Eligible candidates are required to have a minimum 3.0 grade-point average, a satisfactory disciplinary record, and to submit peer and faculty recommendations. Last week, the five candidates participated in a debate, which can be heard here.

The candidates are:

  • Amanda Amponsah, of University High School, who is class president, captain of the softball team, a member of the marching band, and an aspiring pediatric oncologist.
  • Nailah Cornish, of Barringer Academy of Arts and Humanities, who plays basketball and volleyball, runs her own modeling program, and plans to study law and business in college.
  • Andre Ferreira, of Science Park High School, who is a soccer player, debater, and vice president of the student leadership organization. He plans to major in political science and aspires to work for the United Nations.
  • Shalom Jimoh, of Weequahic High School, who immigrated from Nigeria, and is now a member of the student government council, the National Honor Society, and the track and volleyball teams. She plans to study medicine and theater arts in college.
  • Emmanuel Ogbonnaya, of Weequahic High School, who serves as school photographer, soccer team captain, and is a member of the National Honor Society. Emmanuel wants to study engineering, and then start a company that combines photography, architecture, and engineering.

The winner will join the board at an historic moment. Control of the district reverted to the city in February, when state officials determined the district had met its requirements for home rule.
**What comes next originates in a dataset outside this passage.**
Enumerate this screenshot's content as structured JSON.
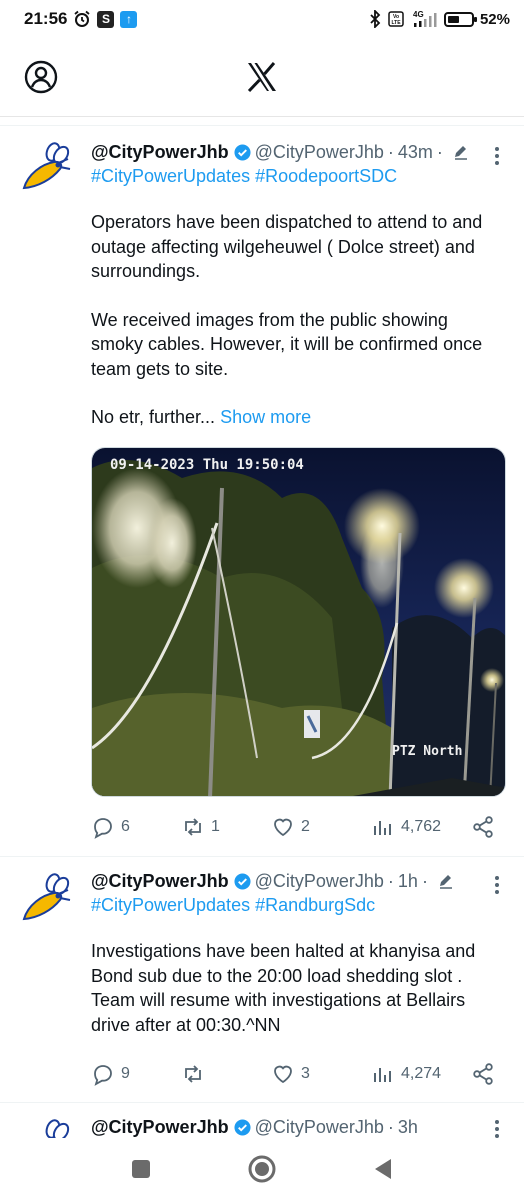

The district had been run by the state for 22 years prior.

Last year, more than 1,200 students  — or about 13 percent of Newark public high school students — voted for a student representative to the school board, which then functioned in an advisory capacity only. This year, a Newark student group tried to ramp up turnout with text messages and a video posted on Facebook encouraging voting.

“The student representative will work closely with administrators and board members to make sure that all student voices are heard,” according to a video produced in advance of the vote by the Youth Media Symposium at the Abbott Leadership Institute, a Newark civic-engagement group. “Now that we have local control, this is more crucial than ever.”

As of 4 p.m. Tuesday, 1,381 votes had been cast. District officials said the winner will be announced Friday, and will be introduced publicly at the board’s June 12 meeting. The representative will then be required to attend at least four board meetings and various district events during the 2018–2019 academic year.